Goal of the exercise:
Would you please give every entry again exactly, without the pictures?

====================

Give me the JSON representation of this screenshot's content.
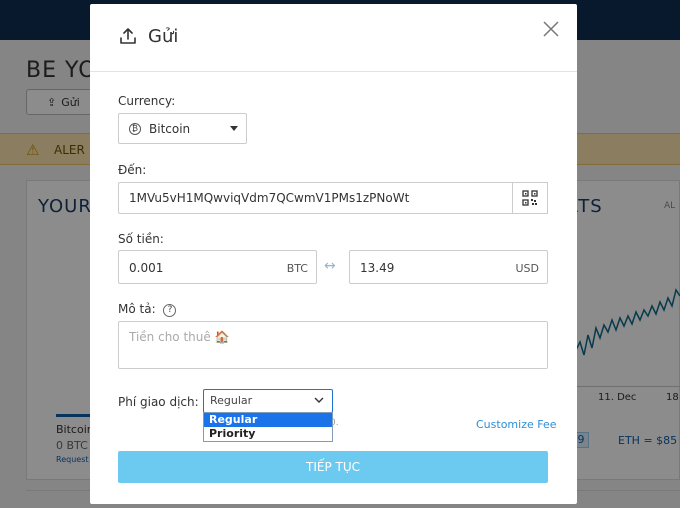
{
  "background": {
    "heading": "BE YO",
    "send_button": "Gửi",
    "alert_text": "ALER",
    "card_title_left": "YOUR",
    "card_title_right": "RTS",
    "card_all": "AL",
    "chart_ticks": [
      "11. Dec",
      "18"
    ],
    "coin_name": "Bitcoin",
    "coin_balance": "0 BTC",
    "coin_request": "Request",
    "badge": "9",
    "eth_rate": "ETH = $85"
  },
  "modal": {
    "title": "Gửi",
    "currency_label": "Currency:",
    "currency_value": "Bitcoin",
    "to_label": "Đến:",
    "to_value": "1MVu5vH1MQwviqVdm7QCwmV1PMs1zPNoWt",
    "amount_label": "Số tiền:",
    "amount_btc": "0.001",
    "amount_btc_unit": "BTC",
    "amount_usd": "13.49",
    "amount_usd_unit": "USD",
    "desc_label": "Mô tả:",
    "desc_placeholder": "Tiền cho thuê 🏠",
    "fee_label": "Phí giao dịch:",
    "fee_selected": "Regular",
    "fee_options": [
      "Regular",
      "Priority"
    ],
    "fee_hint": "0.",
    "customize_fee": "Customize Fee",
    "continue_button": "TIẾP TỤC"
  },
  "colors": {
    "accent": "#6ccaf0",
    "link": "#2c8fd6",
    "topbar": "#0f2c52"
  }
}
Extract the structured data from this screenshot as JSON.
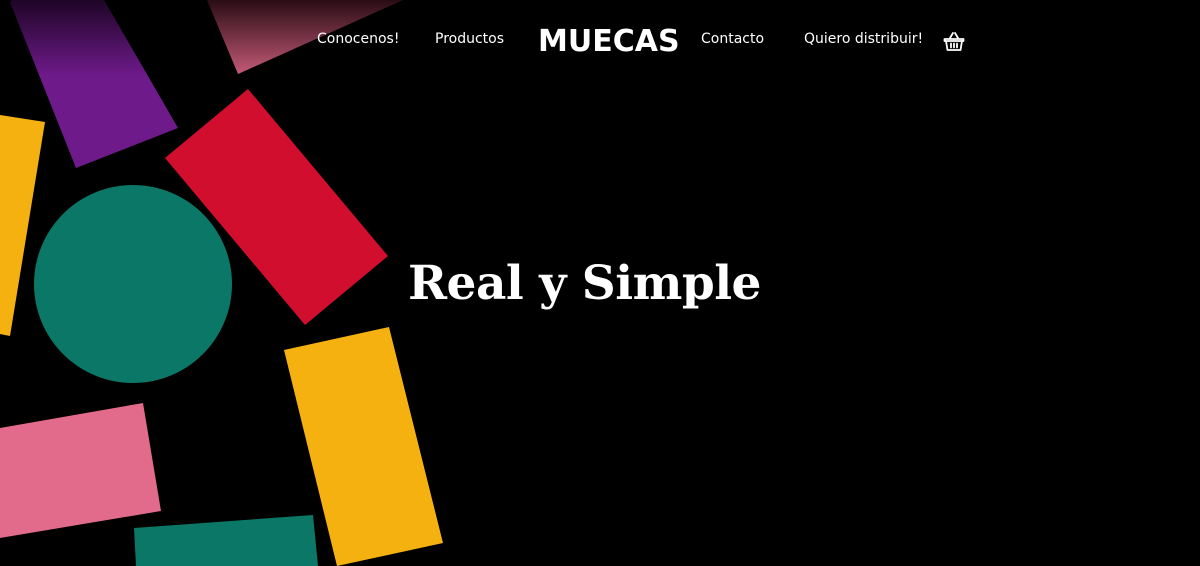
{
  "brand": {
    "logo_text": "MUECAS"
  },
  "nav": {
    "items": [
      {
        "label": "Conocenos!"
      },
      {
        "label": "Productos"
      },
      {
        "label": "Contacto"
      },
      {
        "label": "Quiero distribuir!"
      }
    ],
    "cart_icon": "basket-icon"
  },
  "hero": {
    "headline": "Real y Simple"
  },
  "colors": {
    "background": "#000000",
    "text": "#ffffff",
    "purple": "#6e1a8a",
    "red": "#d10e2e",
    "green": "#0b7767",
    "yellow": "#f5b10f",
    "pink": "#e26a8b",
    "rose": "#b8546e"
  }
}
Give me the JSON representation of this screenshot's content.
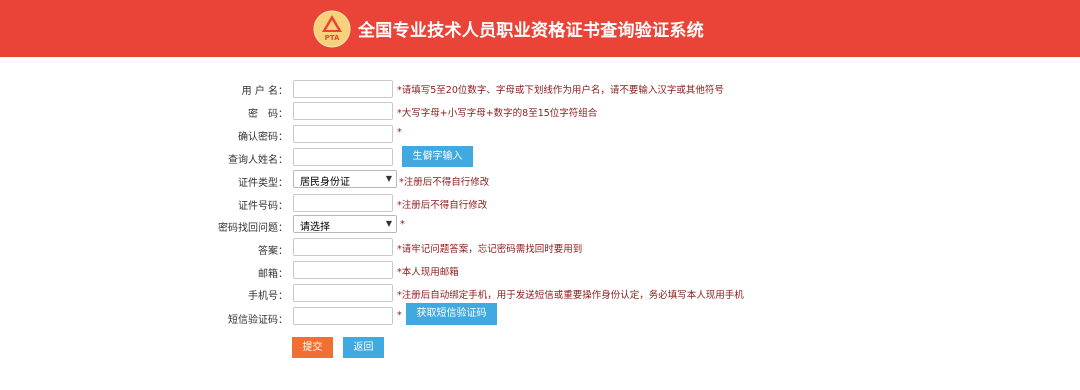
{
  "header": {
    "title": "全国专业技术人员职业资格证书查询验证系统",
    "logo_text": "PTA",
    "bg_color": "#e94437"
  },
  "form": {
    "username": {
      "label": "用 户 名：",
      "value": "",
      "hint": "*请填写5至20位数字、字母或下划线作为用户名，请不要输入汉字或其他符号"
    },
    "password": {
      "label": "密　码：",
      "value": "",
      "hint": "*大写字母+小写字母+数字的8至15位字符组合"
    },
    "confirm_password": {
      "label": "确认密码：",
      "value": "",
      "hint": "*"
    },
    "query_name": {
      "label": "查询人姓名：",
      "value": "",
      "rare_char_button": "生僻字输入"
    },
    "cert_type": {
      "label": "证件类型：",
      "selected": "居民身份证",
      "hint": "*注册后不得自行修改"
    },
    "cert_number": {
      "label": "证件号码：",
      "value": "",
      "hint": "*注册后不得自行修改"
    },
    "security_question": {
      "label": "密码找回问题：",
      "selected": "请选择",
      "hint": "*"
    },
    "answer": {
      "label": "答案：",
      "value": "",
      "hint": "*请牢记问题答案，忘记密码需找回时要用到"
    },
    "email": {
      "label": "邮箱：",
      "value": "",
      "hint": "*本人现用邮箱"
    },
    "phone": {
      "label": "手机号：",
      "value": "",
      "hint": "*注册后自动绑定手机，用于发送短信或重要操作身份认定，务必填写本人现用手机"
    },
    "sms_code": {
      "label": "短信验证码：",
      "value": "",
      "hint": "*",
      "get_code_button": "获取短信验证码"
    }
  },
  "actions": {
    "submit_label": "提交",
    "back_label": "返回"
  },
  "colors": {
    "accent_blue": "#3fa9e0",
    "accent_orange": "#f07033",
    "hint_red": "#8b1a1a"
  }
}
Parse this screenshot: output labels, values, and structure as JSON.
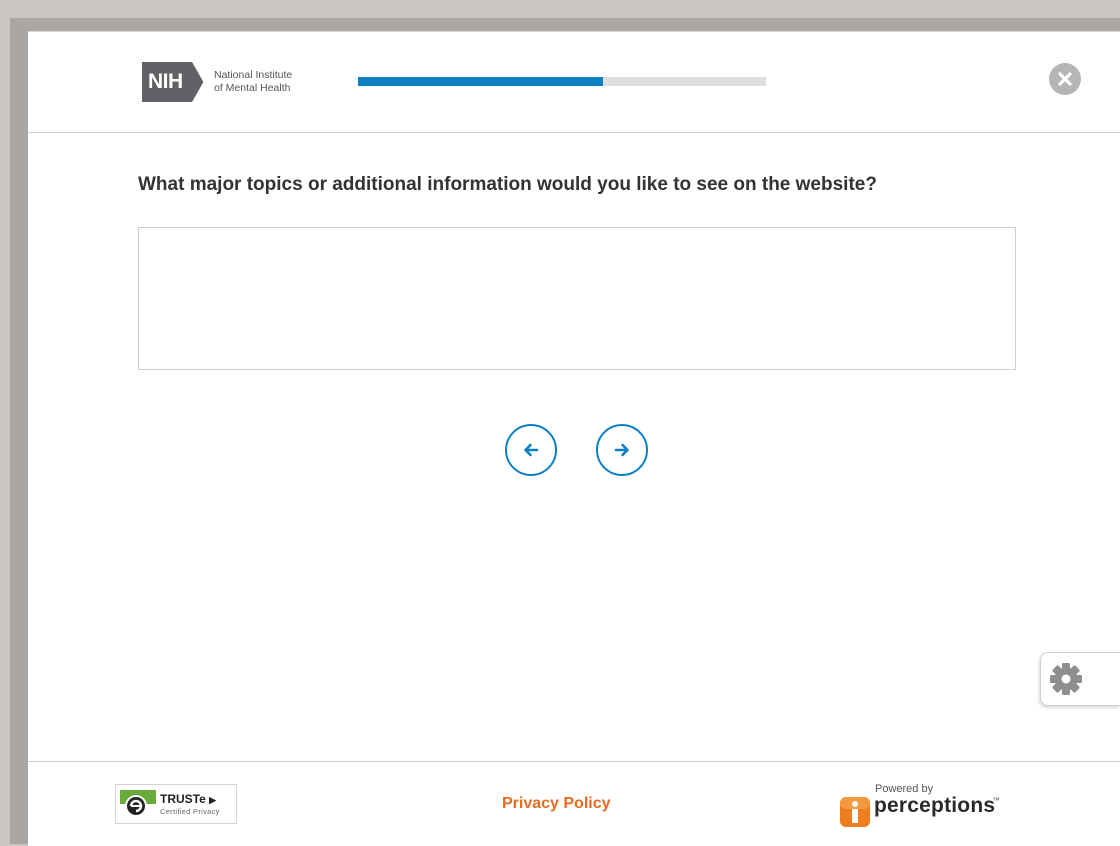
{
  "header": {
    "logo": {
      "abbr": "NIH",
      "line1": "National Institute",
      "line2": "of Mental Health"
    },
    "progress": {
      "fraction": 0.6
    },
    "close_icon": "close-icon"
  },
  "question": {
    "text": "What major topics or additional information would you like to see on the website?",
    "answer_value": "",
    "answer_placeholder": ""
  },
  "navigation": {
    "back_icon": "arrow-left-icon",
    "next_icon": "arrow-right-icon"
  },
  "settings": {
    "icon": "gear-icon"
  },
  "footer": {
    "truste": {
      "name": "TRUSTe",
      "sub": "Certified Privacy"
    },
    "privacy_link": "Privacy Policy",
    "powered": {
      "by": "Powered by",
      "name": "perceptions",
      "tm": "™"
    }
  },
  "colors": {
    "accent_blue": "#0b7fc4",
    "link_orange": "#e96a22",
    "logo_gray": "#616265"
  }
}
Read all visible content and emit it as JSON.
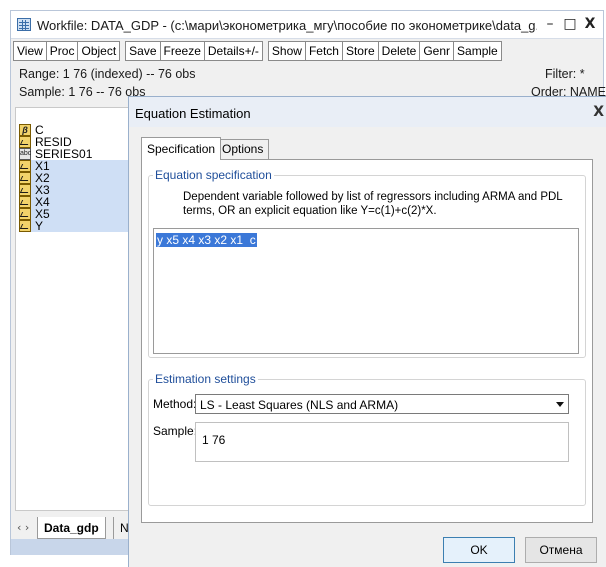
{
  "workfile": {
    "title": "Workfile: DATA_GDP - (c:\\мари\\эконометрика_мгу\\пособие по эконометрике\\data_g...",
    "controls": {
      "minimize": "–",
      "maximize": "□",
      "close": "X"
    },
    "toolbar": [
      "View",
      "Proc",
      "Object",
      "Save",
      "Freeze",
      "Details+/-",
      "Show",
      "Fetch",
      "Store",
      "Delete",
      "Genr",
      "Sample"
    ],
    "range_text": "Range:  1 76 (indexed)  --  76 obs",
    "filter_text": "Filter: *",
    "sample_text": "Sample: 1 76  --  76 obs",
    "order_text": "Order: NAME",
    "objects": [
      {
        "name": "C",
        "icon": "coefficient-icon",
        "selected": false
      },
      {
        "name": "RESID",
        "icon": "series-icon",
        "selected": false
      },
      {
        "name": "SERIES01",
        "icon": "alpha-icon",
        "selected": false
      },
      {
        "name": "X1",
        "icon": "series-icon",
        "selected": true
      },
      {
        "name": "X2",
        "icon": "series-icon",
        "selected": true
      },
      {
        "name": "X3",
        "icon": "series-icon",
        "selected": true
      },
      {
        "name": "X4",
        "icon": "series-icon",
        "selected": true
      },
      {
        "name": "X5",
        "icon": "series-icon",
        "selected": true
      },
      {
        "name": "Y",
        "icon": "series-icon",
        "selected": true
      }
    ],
    "tab_nav": "‹ ›",
    "tabs": [
      "Data_gdp",
      "N"
    ]
  },
  "dialog": {
    "title": "Equation Estimation",
    "close": "X",
    "tabs": [
      "Specification",
      "Options"
    ],
    "spec_group_label": "Equation specification",
    "spec_description": "Dependent variable followed by list of regressors including ARMA and PDL terms, OR an explicit equation like Y=c(1)+c(2)*X.",
    "spec_value": "y x5 x4 x3 x2 x1  c",
    "est_group_label": "Estimation settings",
    "method_label": "Method:",
    "method_value": "LS  -  Least Squares (NLS and ARMA)",
    "sample_label": "Sample:",
    "sample_value": "1 76",
    "ok_label": "OK",
    "cancel_label": "Отмена"
  }
}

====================

Response to this task:
Give me the JSON representation of this screenshot's content.
{
  "background": {
    "heading": "BE YO",
    "send_button": "Gửi",
    "alert_text": "ALER",
    "card_title_left": "YOUR",
    "card_title_right": "RTS",
    "card_all": "AL",
    "chart_ticks": [
      "11. Dec",
      "18"
    ],
    "coin_name": "Bitcoin",
    "coin_balance": "0 BTC",
    "coin_request": "Request",
    "badge": "9",
    "eth_rate": "ETH = $85"
  },
  "modal": {
    "title": "Gửi",
    "currency_label": "Currency:",
    "currency_value": "Bitcoin",
    "to_label": "Đến:",
    "to_value": "1MVu5vH1MQwviqVdm7QCwmV1PMs1zPNoWt",
    "amount_label": "Số tiền:",
    "amount_btc": "0.001",
    "amount_btc_unit": "BTC",
    "amount_usd": "13.49",
    "amount_usd_unit": "USD",
    "desc_label": "Mô tả:",
    "desc_placeholder": "Tiền cho thuê 🏠",
    "fee_label": "Phí giao dịch:",
    "fee_selected": "Regular",
    "fee_options": [
      "Regular",
      "Priority"
    ],
    "fee_hint": "0.",
    "customize_fee": "Customize Fee",
    "continue_button": "TIẾP TỤC"
  },
  "colors": {
    "accent": "#6ccaf0",
    "link": "#2c8fd6",
    "topbar": "#0f2c52"
  }
}
Extract the structured data from this screenshot as JSON.
{
  "brand": {
    "logo_text": "MUECAS"
  },
  "nav": {
    "items": [
      {
        "label": "Conocenos!"
      },
      {
        "label": "Productos"
      },
      {
        "label": "Contacto"
      },
      {
        "label": "Quiero distribuir!"
      }
    ],
    "cart_icon": "basket-icon"
  },
  "hero": {
    "headline": "Real y Simple"
  },
  "colors": {
    "background": "#000000",
    "text": "#ffffff",
    "purple": "#6e1a8a",
    "red": "#d10e2e",
    "green": "#0b7767",
    "yellow": "#f5b10f",
    "pink": "#e26a8b",
    "rose": "#b8546e"
  }
}
Give me the JSON representation of this screenshot's content.
{
  "header": {
    "title": "全国专业技术人员职业资格证书查询验证系统",
    "logo_text": "PTA",
    "bg_color": "#e94437"
  },
  "form": {
    "username": {
      "label": "用 户 名：",
      "value": "",
      "hint": "*请填写5至20位数字、字母或下划线作为用户名，请不要输入汉字或其他符号"
    },
    "password": {
      "label": "密　码：",
      "value": "",
      "hint": "*大写字母+小写字母+数字的8至15位字符组合"
    },
    "confirm_password": {
      "label": "确认密码：",
      "value": "",
      "hint": "*"
    },
    "query_name": {
      "label": "查询人姓名：",
      "value": "",
      "rare_char_button": "生僻字输入"
    },
    "cert_type": {
      "label": "证件类型：",
      "selected": "居民身份证",
      "hint": "*注册后不得自行修改"
    },
    "cert_number": {
      "label": "证件号码：",
      "value": "",
      "hint": "*注册后不得自行修改"
    },
    "security_question": {
      "label": "密码找回问题：",
      "selected": "请选择",
      "hint": "*"
    },
    "answer": {
      "label": "答案：",
      "value": "",
      "hint": "*请牢记问题答案，忘记密码需找回时要用到"
    },
    "email": {
      "label": "邮箱：",
      "value": "",
      "hint": "*本人现用邮箱"
    },
    "phone": {
      "label": "手机号：",
      "value": "",
      "hint": "*注册后自动绑定手机，用于发送短信或重要操作身份认定，务必填写本人现用手机"
    },
    "sms_code": {
      "label": "短信验证码：",
      "value": "",
      "hint": "*",
      "get_code_button": "获取短信验证码"
    }
  },
  "actions": {
    "submit_label": "提交",
    "back_label": "返回"
  },
  "colors": {
    "accent_blue": "#3fa9e0",
    "accent_orange": "#f07033",
    "hint_red": "#8b1a1a"
  }
}
Parse this screenshot: output labels, values, and structure as JSON.
{
  "header": {
    "logo": {
      "abbr": "NIH",
      "line1": "National Institute",
      "line2": "of Mental Health"
    },
    "progress": {
      "fraction": 0.6
    },
    "close_icon": "close-icon"
  },
  "question": {
    "text": "What major topics or additional information would you like to see on the website?",
    "answer_value": "",
    "answer_placeholder": ""
  },
  "navigation": {
    "back_icon": "arrow-left-icon",
    "next_icon": "arrow-right-icon"
  },
  "settings": {
    "icon": "gear-icon"
  },
  "footer": {
    "truste": {
      "name": "TRUSTe",
      "sub": "Certified Privacy"
    },
    "privacy_link": "Privacy Policy",
    "powered": {
      "by": "Powered by",
      "name": "perceptions",
      "tm": "™"
    }
  },
  "colors": {
    "accent_blue": "#0b7fc4",
    "link_orange": "#e96a22",
    "logo_gray": "#616265"
  }
}
Read all visible content and emit it as JSON.
{
  "workfile": {
    "title": "Workfile: DATA_GDP - (c:\\мари\\эконометрика_мгу\\пособие по эконометрике\\data_g...",
    "controls": {
      "minimize": "–",
      "maximize": "□",
      "close": "X"
    },
    "toolbar": [
      "View",
      "Proc",
      "Object",
      "Save",
      "Freeze",
      "Details+/-",
      "Show",
      "Fetch",
      "Store",
      "Delete",
      "Genr",
      "Sample"
    ],
    "range_text": "Range:  1 76 (indexed)  --  76 obs",
    "filter_text": "Filter: *",
    "sample_text": "Sample: 1 76  --  76 obs",
    "order_text": "Order: NAME",
    "objects": [
      {
        "name": "C",
        "icon": "coefficient-icon",
        "selected": false
      },
      {
        "name": "RESID",
        "icon": "series-icon",
        "selected": false
      },
      {
        "name": "SERIES01",
        "icon": "alpha-icon",
        "selected": false
      },
      {
        "name": "X1",
        "icon": "series-icon",
        "selected": true
      },
      {
        "name": "X2",
        "icon": "series-icon",
        "selected": true
      },
      {
        "name": "X3",
        "icon": "series-icon",
        "selected": true
      },
      {
        "name": "X4",
        "icon": "series-icon",
        "selected": true
      },
      {
        "name": "X5",
        "icon": "series-icon",
        "selected": true
      },
      {
        "name": "Y",
        "icon": "series-icon",
        "selected": true
      }
    ],
    "tab_nav": "‹ ›",
    "tabs": [
      "Data_gdp",
      "N"
    ]
  },
  "dialog": {
    "title": "Equation Estimation",
    "close": "X",
    "tabs": [
      "Specification",
      "Options"
    ],
    "spec_group_label": "Equation specification",
    "spec_description": "Dependent variable followed by list of regressors including ARMA and PDL terms, OR an explicit equation like Y=c(1)+c(2)*X.",
    "spec_value": "y x5 x4 x3 x2 x1  c",
    "est_group_label": "Estimation settings",
    "method_label": "Method:",
    "method_value": "LS  -  Least Squares (NLS and ARMA)",
    "sample_label": "Sample:",
    "sample_value": "1 76",
    "ok_label": "OK",
    "cancel_label": "Отмена"
  }
}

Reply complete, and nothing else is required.